So for all of the crazy, unpleasant moments that seem to multiply and sometimes never end - I wish you more joy-filled moments. Ones that you can brand into your memory to pull out when you are just a millisecond away from losing your shit. Again.

August 6, 2017

Summer ... how times have changed

August, huh? The summer days are just flying on by, aren't they? I can't say I'm sad about it. I'm not a big fan. My days of peaceful beach outings are gone. My solo trips to the Beavertail cliffs with a towel, iPod and water bottle are a distant memory. Now a day at the shore requires a full staff just to carry the gear and another to tackle the kids. I might sit down just long enough to get shit on by a seagull. MIGHT.

But I am enjoying certain elements of the summer. I keep reminding Scarlett of the importance of lazy mornings. Come September it's full time school for thirteen years. Oh, to think of the crusts I'll be cutting off. I've made my school supplies lists and plan to finish that sooner than later. I don't want to be throwing punches over an eight pack of crayons while someone rips the Ticonderogas out of my cart. I'm not one to shop in a crowd. Or to do much else in a crowd for that matter... I need my space. We went to Mystic Aquarium last week and I shuddered as I was touched by every elbow, diaper bag and plush squid. A Pearl Jam concert is pretty much the only acceptable crowd I'll be found in. I'll take a few drunkards scream-singing Rearviewmirror over a family of ten rushing the sting ray tank any day.
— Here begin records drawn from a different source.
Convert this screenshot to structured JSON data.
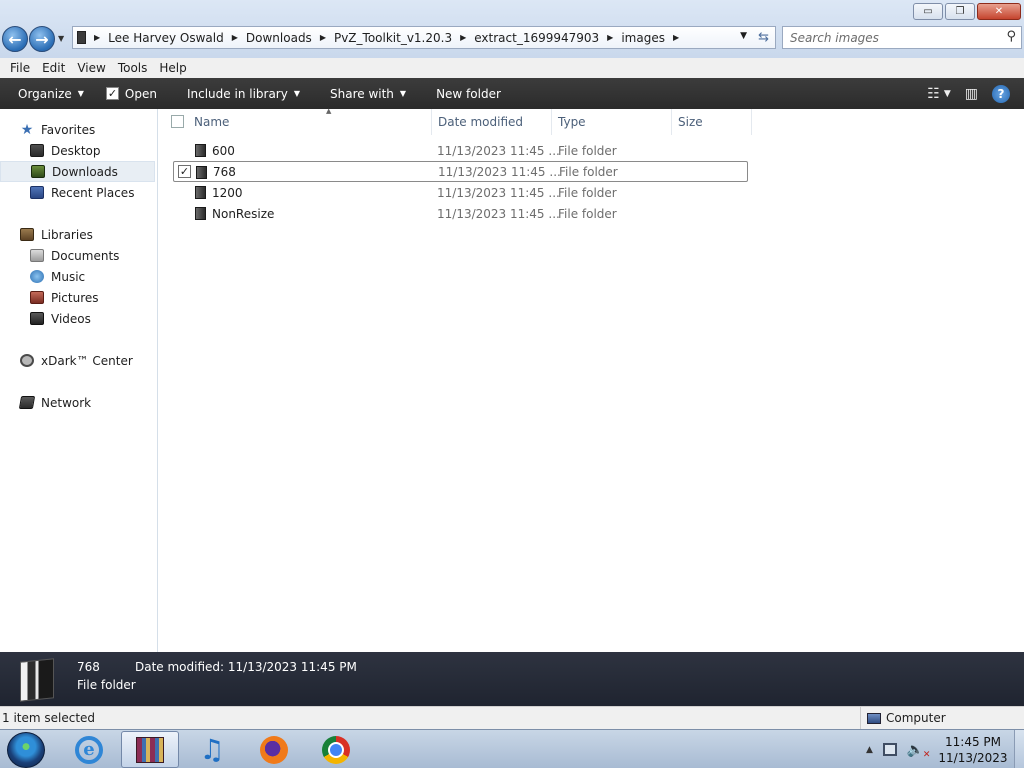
{
  "window": {
    "controls": {
      "minimize": "▭",
      "maximize": "❐",
      "close": "✕"
    }
  },
  "address": {
    "crumbs": [
      "Lee Harvey Oswald",
      "Downloads",
      "PvZ_Toolkit_v1.20.3",
      "extract_1699947903",
      "images"
    ]
  },
  "search": {
    "placeholder": "Search images"
  },
  "menu": [
    "File",
    "Edit",
    "View",
    "Tools",
    "Help"
  ],
  "toolbar": {
    "organize": "Organize",
    "open": "Open",
    "include_in_library": "Include in library",
    "share_with": "Share with",
    "new_folder": "New folder"
  },
  "nav": {
    "favorites": {
      "label": "Favorites",
      "items": [
        "Desktop",
        "Downloads",
        "Recent Places"
      ],
      "selected": "Downloads"
    },
    "libraries": {
      "label": "Libraries",
      "items": [
        "Documents",
        "Music",
        "Pictures",
        "Videos"
      ]
    },
    "xdark": "xDark™ Center",
    "network": "Network"
  },
  "columns": {
    "name": "Name",
    "date": "Date modified",
    "type": "Type",
    "size": "Size"
  },
  "files": [
    {
      "name": "600",
      "date": "11/13/2023 11:45 ...",
      "type": "File folder",
      "selected": false
    },
    {
      "name": "768",
      "date": "11/13/2023 11:45 ...",
      "type": "File folder",
      "selected": true
    },
    {
      "name": "1200",
      "date": "11/13/2023 11:45 ...",
      "type": "File folder",
      "selected": false
    },
    {
      "name": "NonResize",
      "date": "11/13/2023 11:45 ...",
      "type": "File folder",
      "selected": false
    }
  ],
  "details": {
    "name": "768",
    "modified": "Date modified: 11/13/2023 11:45 PM",
    "type": "File folder"
  },
  "status": {
    "selection": "1 item selected",
    "location": "Computer"
  },
  "taskbar": {
    "apps": [
      "internet-explorer-icon",
      "winrar-icon",
      "itunes-icon",
      "firefox-icon",
      "chrome-icon"
    ],
    "time": "11:45 PM",
    "date": "11/13/2023"
  }
}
My kids are driving me frigging crazy though. I'm finally at that point where I "get it". The glee that moms feel when the initial back-to-school ads are shown in like July. The parents cheering as the first day of school arrives, shoving their kid down the front steps, chucking their lunch bag through the bus window. I never understood it before and always kinda felt like it was harsh but now having gone through a collection of days where I literally yell for what feels like sixty seven hours straight I get it. When I look back on the former me I can't remember yelling more than a handful of times in my life. Aside from fights with my parents as a rude, inconsiderate teen - I don't think I ever yelled. I mean, what the hell would I yell about? If the post office was out of Charlie Brown stamps and I got stuck with the holiday birds? If my neighbor was blasting his shit music in the driveway for hours? If I was stuck in traffic on a bridge for two hours on a Friday evening? Nope. Not yelling over any of that jazz. Now? I steady yell. In fact, I think my regular speaking voice is actually a half yell now. My eyebrows are now stuck in permanent stern-face position. I begin yelling before 7:30 am. It doesn't end until 9 pm some days. It's exhausting being continuously pissed off. There are glorious moments in between where the girls are getting along nicely and actually playing together without bloodshed or when Daisy finally takes a good nap. When Scarlett is helpful and doesn't fight me on every single thing I tell her to do. Those moments are fleeting though. And my boiling point is quickly reached over and over again. It always works best if I separate the girls. They can be excellent when unhindered. Scarlett is too used to getting things her own way and Daisy is just trying to be two. The mix can be devastating. I force them together as much as possible to try to crack the code but sometimes it's best if I just put them in solitary.

I look back on my summer vacations as a child and realize those were truly some of the best times of my life. Playing outside with friends from sunup to sundown. Eight hour days at the beach. Pool swimming followed by lazy cartoon-filled afternoons. Ahhhh... to be a kid again.

Now if you'll excuse me, I have to go rip a crocodile game out of my kid's hands.